Shakib, Tamim, Riyad star in Bangladesh’s first overseas series win
Bangladesh are set to embark on a month-long tour in the West Indies this month to test their skills in all three formats against the home side, once an undisputed powerhouse of the game.
The first assignment for the Tigers and their new Test captain Shakib Al Hasan would be to turn the tides from the consecutive series defeats against South Africa and Sri Lanka in the two-match Test series at the Caribbean, slated to begin from June 16.
For this segment, we are only focusing on the Test series during Bangladesh's tour of the West Indies in 2009.
Tamim's first Test century
It was Tamim Iqbal's maiden Test century – a 243-ball 128 in the second innings of the game -- that eventually laid the foundation for Bangladesh's second-ever Test victory with a 95-run win over a weakened West Indies side in the first Test in St Vincent. Tamim seemed desperate to not repeat what he had done in the first innings – playing away from his body and edging a Tino Best delivery to the slip. The left-hander, who had often paid for his over-aggression, looked determined and played almost out of character. He calmly swayed away from the bouncers that Best had thrown his way but did not hesitate to pounce on the ones that are short and wide. As the day passed, he became more defensive and relied on singles as he stitched up stands of 82 and 146 runs for the opening and the second wicket with Imrul Kayes and Junaid Siddique respectively. Thanks to Tamim's knock, Bangladesh were able to set a 277-run target which was later handsomely defended by the Tigers' spin duo of Shakib Al Hasan and Mahmudullah Riyad.
Mahmudullah's dream debut
Set 277 to win, the home side crumbled to 181 all out as the debutant off-spinner Mahmudullah Riyad ripped through the batting order with 5-51 in the first Test. The strategy for Mahmudullah was simple and it could be best described by what had happened in the second session of the final day. At one point, wicketkeeper Mushfiqur Rahim shouted out to Mahmudullah: "Just keep hitting the right areas; the pitch will take care of the rest". Mahmudullah did exactly that to pick up three quick wickets after lunch before he returned to take another two in the last session, finishing with figures of five for 51 in 15 overs which would remain as his career-best spell in the format.
Mashrafe limps off the ground
Bowling in his just seventh over of his first game in charge of the Bangladesh Test side, Mashrafe Bin Mortaza lost his footing and fell clumsily on his right knee.

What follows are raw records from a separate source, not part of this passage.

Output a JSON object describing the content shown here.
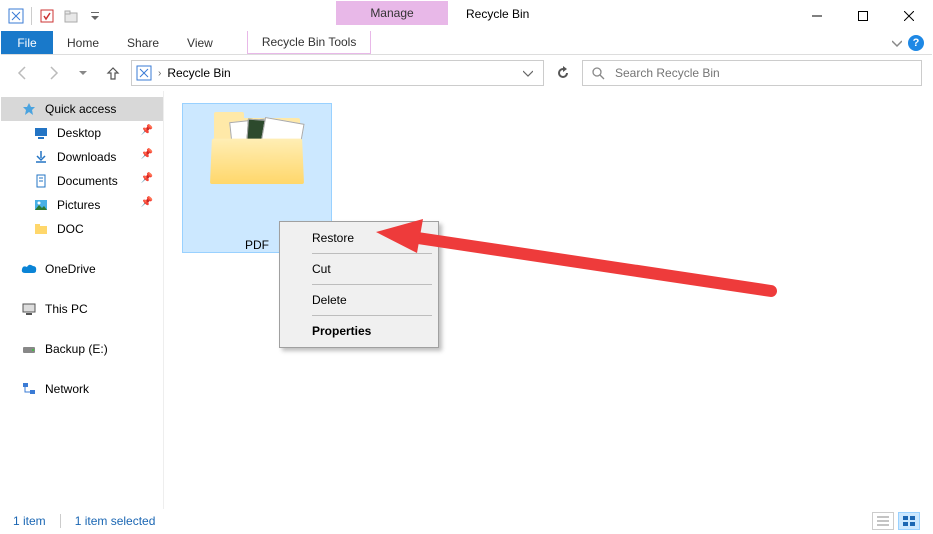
{
  "title": "Recycle Bin",
  "manage_tab_label": "Manage",
  "ribbon": {
    "file": "File",
    "tabs": [
      "Home",
      "Share",
      "View"
    ],
    "tool_tab": "Recycle Bin Tools"
  },
  "breadcrumb": {
    "current": "Recycle Bin"
  },
  "search": {
    "placeholder": "Search Recycle Bin"
  },
  "sidebar": {
    "quick_access": "Quick access",
    "items": [
      {
        "label": "Desktop",
        "pin": true
      },
      {
        "label": "Downloads",
        "pin": true
      },
      {
        "label": "Documents",
        "pin": true
      },
      {
        "label": "Pictures",
        "pin": true
      },
      {
        "label": "DOC",
        "pin": false
      }
    ],
    "onedrive": "OneDrive",
    "thispc": "This PC",
    "drive": "Backup (E:)",
    "network": "Network"
  },
  "content": {
    "items": [
      {
        "label": "PDF"
      }
    ]
  },
  "context_menu": {
    "restore": "Restore",
    "cut": "Cut",
    "delete": "Delete",
    "properties": "Properties"
  },
  "statusbar": {
    "count": "1 item",
    "selected": "1 item selected"
  }
}
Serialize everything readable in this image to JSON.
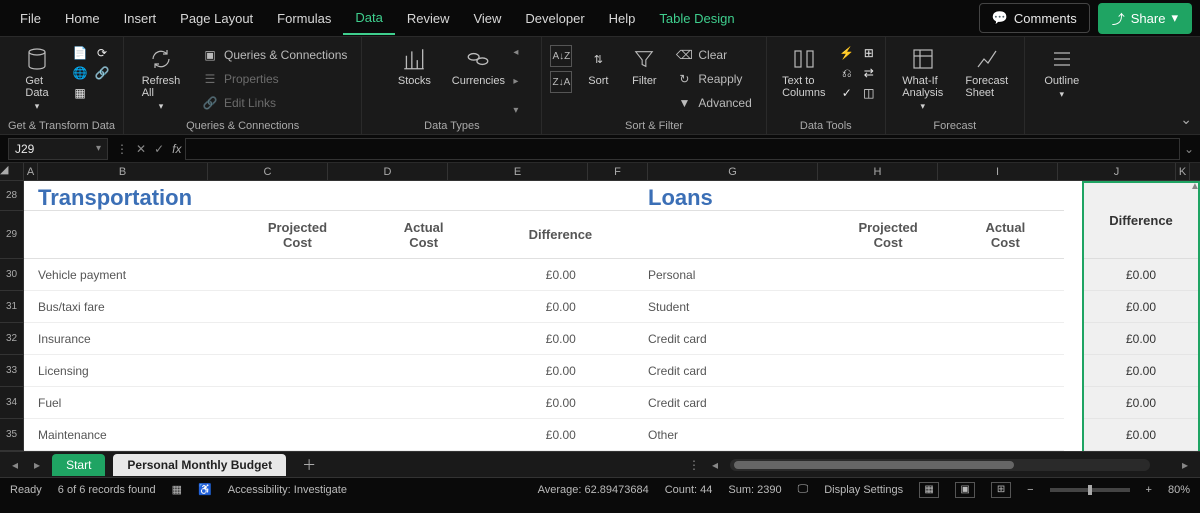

The delivery was put away through the covers by Omar Phillips for a boundary but what had hurt the Tigers most was that Mashrafe had to be eventually ruled out from the entire series as he limped out of the ground in agony.
Shakib rises to the occasion
With Mashrafe gone, vice-captain Shakib Al Hasan assumed his role and went on to etch his names in the Tigers' cricket history. Shakib led from the front in the West Indies in 2009, earning both the player of the match (in the second Test) and player of the series awards. He scored 159 runs in the two-Test series at an average of 53.00 and was Bangladesh's second-highest run-scorer in those matches. His haul of 13 wickets at an average of 18.76 from both matches meant Shakib was the equal highest wicket-taker for the series along with West Indies fast bowler Kemar Roach. After orchestrating the downfall of the Windies in the first Test, to help the Tigers win their second Test after four years and six months since their first Test win, Shakib put in an all-round display in the second Test in Grenada to charge Bangladesh to their first overseas series win. Shakib struck a majestic unbeaten 96 off 97 balls in the second innings and Bangladesh, after an early scare, comfortably surpassed the target of 215 with a day to spare. He also ended with figures of five for 70 as Bangladesh bowled out West Indies for 209.
A weakened West Indies side
In the eyes of many, Bangladesh's achievement may be undermined as they played against a second-string West Indies side missing 13 of their best players because of a contract dispute with the West Indies Cricket Board (WICB). Even the two Tests were largely ignored by the Caribbean public with pitifully low attendance on each day in both St Vincent and Grenada. The only positives for West Indies coach John Dyson will have been the bowling of Sammy and paceman Roach along with the all-round play of Dave Bernard, who scored three half-centuries and delivered some useful medium pace. But for a side that had lost their skipper to an injury early on the tour and were yet to register their second Test win in 60 matches since their introduction the Test format nine years ago, it still meant a lot.